When a patient is diagnosed with lung cancer, doctors typically examine murky X-ray or CT images to characterize its subtype. But what if it were possible to stratify lung cancer through the crystal clear means of mathematics? This was one question posed by the IMPROVER Diagnostics Signature Challenge, an international competition designed to assess computational approaches to classifying clinical samples.

With some 50 teams in the running, top honors went to BIU Dr. Sol Efroni and his PhD student Rotem Ben-Hamo, for their method of deriving clinically significant information from gene expression data. “Doctors need imaging to direct cancer surgery, but molecular methods are becoming ever more important for determining post-operative treatment,” says Efroni. “Our goal in this competition was to establish predictive ‘signatures’ based on unlabeled gene expression data from tissue samples, and to link a particular computational outcome with a specific tumor type and prognosis.”

Efroni, who joined BIU after completing his post-doc at the National Cancer Institute at the NIH in Maryland, as part of a cohort of retuning scientists BIU continues to bring back from abroad, reversing Israel’s brain drain, is a member of the Institute of Nanotechnology and Advanced Materials (BINA), and a senior lecturer at the Mina and Everard Goodman Faculty of Life Sciences.

Over the years, Efroni has contributed significantly to the field of systems biomedicine, having designed and implemented an approach now known as Reactive Animation that facilitates the visual, computer legible and intuitive simulation of complex multi agent systems through reactive technology of reactive animation. RA allows the experimenter to intervene mid-simulation, suggest new hypotheses for cellular and molecular interactions, apply them to the simulation and observe their resulting outcomes "on-line."

As head of BIU's Systems BioMedicine Lab, Efroni, who holds a PhD from the Weizmann Institute, also performs pioneering systems biology network analysis in order to identify and quantify the network-wide changes that occur during the development of malignant disease. His ultimate goal is to understand the cancer phenotype, in particular breast cancer, ovarian cancer, and liver cancer, and to identify targets for therapeutic intervention.

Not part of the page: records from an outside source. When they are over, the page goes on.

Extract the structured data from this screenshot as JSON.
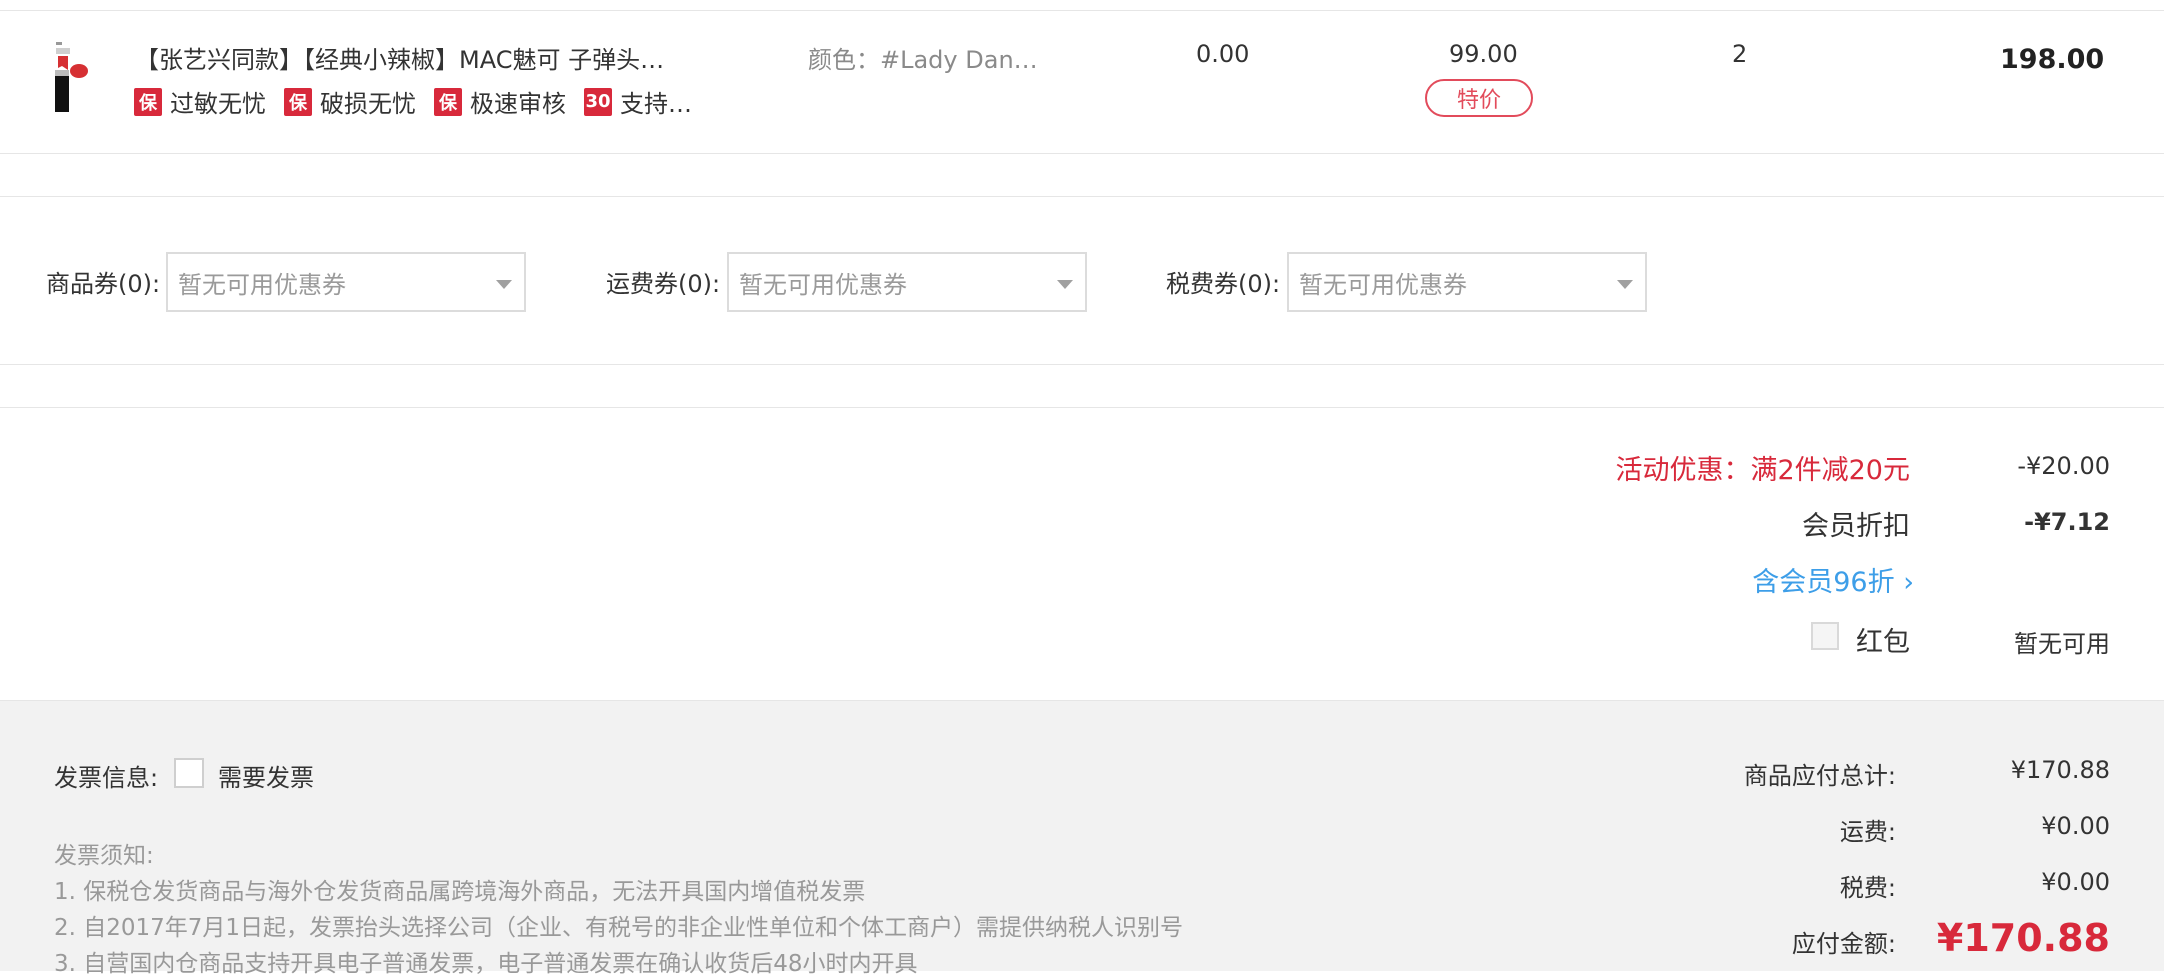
{
  "product": {
    "title": "【张艺兴同款】【经典小辣椒】MAC魅可 子弹头…",
    "tags": [
      {
        "badge": "保",
        "label": "过敏无忧"
      },
      {
        "badge": "保",
        "label": "破损无忧"
      },
      {
        "badge": "保",
        "label": "极速审核"
      },
      {
        "badge": "30",
        "label": "支持…"
      }
    ],
    "attribute": "颜色：#Lady Dan…",
    "tax": "0.00",
    "price": "99.00",
    "special_tag": "特价",
    "quantity": "2",
    "subtotal": "198.00"
  },
  "coupons": [
    {
      "label": "商品券(0):",
      "value": "暂无可用优惠券"
    },
    {
      "label": "运费券(0):",
      "value": "暂无可用优惠券"
    },
    {
      "label": "税费券(0):",
      "value": "暂无可用优惠券"
    }
  ],
  "discounts": {
    "activity_label": "活动优惠：满2件减20元",
    "activity_value": "-¥20.00",
    "member_label": "会员折扣",
    "member_value": "-¥7.12",
    "member_link": "含会员96折 ›",
    "redpacket_label": "红包",
    "redpacket_value": "暂无可用"
  },
  "invoice": {
    "label": "发票信息:",
    "need_label": "需要发票",
    "notice_title": "发票须知:",
    "notices": [
      "1. 保税仓发货商品与海外仓发货商品属跨境海外商品，无法开具国内增值税发票",
      "2. 自2017年7月1日起，发票抬头选择公司（企业、有税号的非企业性单位和个体工商户）需提供纳税人识别号",
      "3. 自营国内仓商品支持开具电子普通发票，电子普通发票在确认收货后48小时内开具"
    ]
  },
  "summary": {
    "goods_total_label": "商品应付总计:",
    "goods_total_value": "¥170.88",
    "shipping_label": "运费:",
    "shipping_value": "¥0.00",
    "tax_label": "税费:",
    "tax_value": "¥0.00",
    "payable_label": "应付金额:",
    "payable_value": "¥170.88"
  },
  "colors": {
    "accent_red": "#d8293b",
    "link_blue": "#3d9ee8"
  }
}
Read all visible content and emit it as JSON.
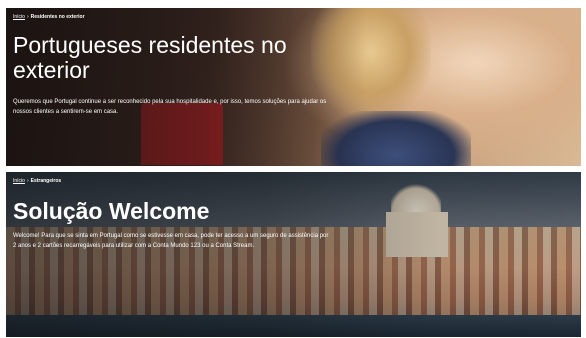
{
  "banners": [
    {
      "breadcrumb": {
        "home": "Início",
        "separator": "›",
        "current": "Residentes no exterior"
      },
      "title": "Portugueses residentes no exterior",
      "description": "Queremos que Portugal continue a ser reconhecido pela sua hospitalidade e, por isso, temos soluções para ajudar os nossos clientes a sentirem-se em casa."
    },
    {
      "breadcrumb": {
        "home": "Início",
        "separator": "›",
        "current": "Estrangeiros"
      },
      "title": "Solução Welcome",
      "description": "Welcome! Para que se sinta em Portugal como se estivesse em casa, pode ter acesso a um seguro de assistência por 2 anos e 2 cartões recarregáveis para utilizar com a Conta Mundo 123 ou a Conta Stream."
    }
  ]
}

 “In systems biomedicine, we study not only the genes, but the networks of gene-regulated activity that drives disease,” he says. “We want to see how gene expression forms the basis of connected biological pathways that result in a particular outcome. These pathways, in turn, can point the way toward targeted therapy.” In order to promote research in this field, in 2013 Efroni has launched (and is Editor in Chief of) Systems Biomedicine – a peer-reviewed journal focusing on how the emerging field of systems biology can yield clinically relevant results.
For more on Dr. Efroni click here.